The industry needs a more consistent approach to compliant advice documentation so that regtech providers can create effective, scalable solutions, according to Red Marker director Matt Symons.
Symons says that for software company Red Marker – which uses natural language processing to review advice documents against regulatory and internal requirements – coming up with solutions is difficult because they aren’t dealing with “stable inputs or stable problems”.
Symons compares financial planning to the medical industry to illustrate how artificial intelligence tools work much better when the underlying problems are uniform.
“In health and in diagnostics you get a stable problem,” he explains. “You’re looking for a broken bone or an identifier for a disease. So, the training dataset to improve the performance of the intelligence being used is fairly consistent – you’ve got x-rays of a broken leg or something.”

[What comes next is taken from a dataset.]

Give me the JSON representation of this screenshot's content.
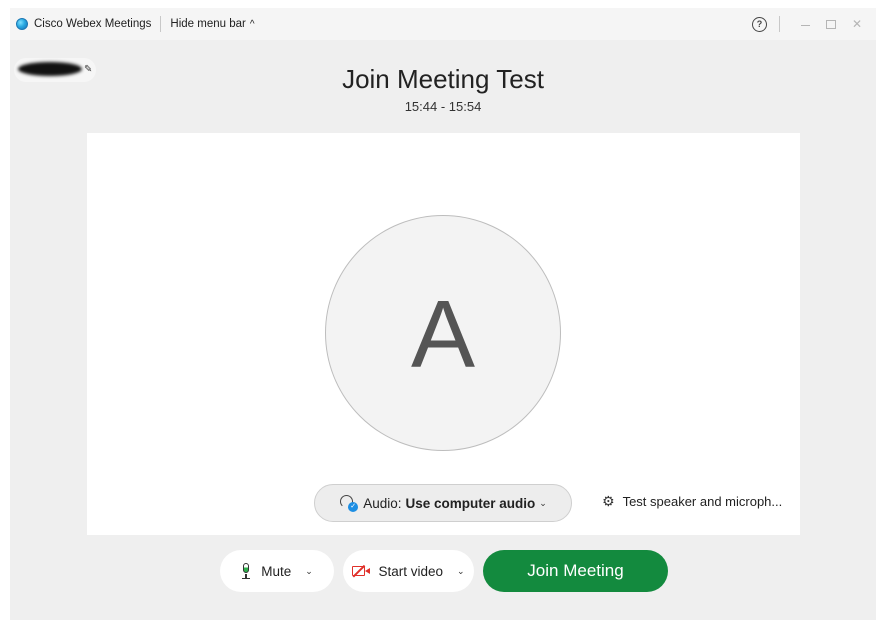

In advice, however, licensees and advisers tend to form their own interpretation of what regulatory guidelines, such as the Corporations Act, really mean.
Advisers aren’t to blame, he says. They’re caught between regulatory constraints and the need to create financial documents that are attractive and unique enough to engage their clients.
“The industry has to try to do two things at once, which we absolutely understand and have a great sympathy for,” Symons says. “On the one hand it’s got either changing regulation or changing expectations about what existing regulation requires. On the other hand, it’s trying to create more engaging, pithy and cut-through ways of communicating with clients.”
The problem with such a variety in these documents – primarily statements of advice – is that they limit the ability of artificial intelligence tools to help. According to Brian Knight, chief executive at education provider Kaplan, which acquired Red Marker in 2017, this means “you’re not going to get enough consistency for technology to play the role it potentially can”.
“We’ve been on this journey to automate SoAs, but it gets more complex the more we delve into the different SoAs and approved product lists, which means the ability of technology to improve things is limited,” Knight says. “If that happens, then you’re back to a manual checking process which is going to be cost prohibitive and the industry is going to struggle”.
Symons thinks collaboration, not tighter regulation, is the answer to greater consistency in documentation.
“We don’t think the answer is for regulators to step in and be more prescriptive,” Symons says. “But we do think creating a forum where we can start to agree on at least some of the categories of governance and inputs and outputs is going to materially advance our ability to create common tools and data-sets that help advisers.”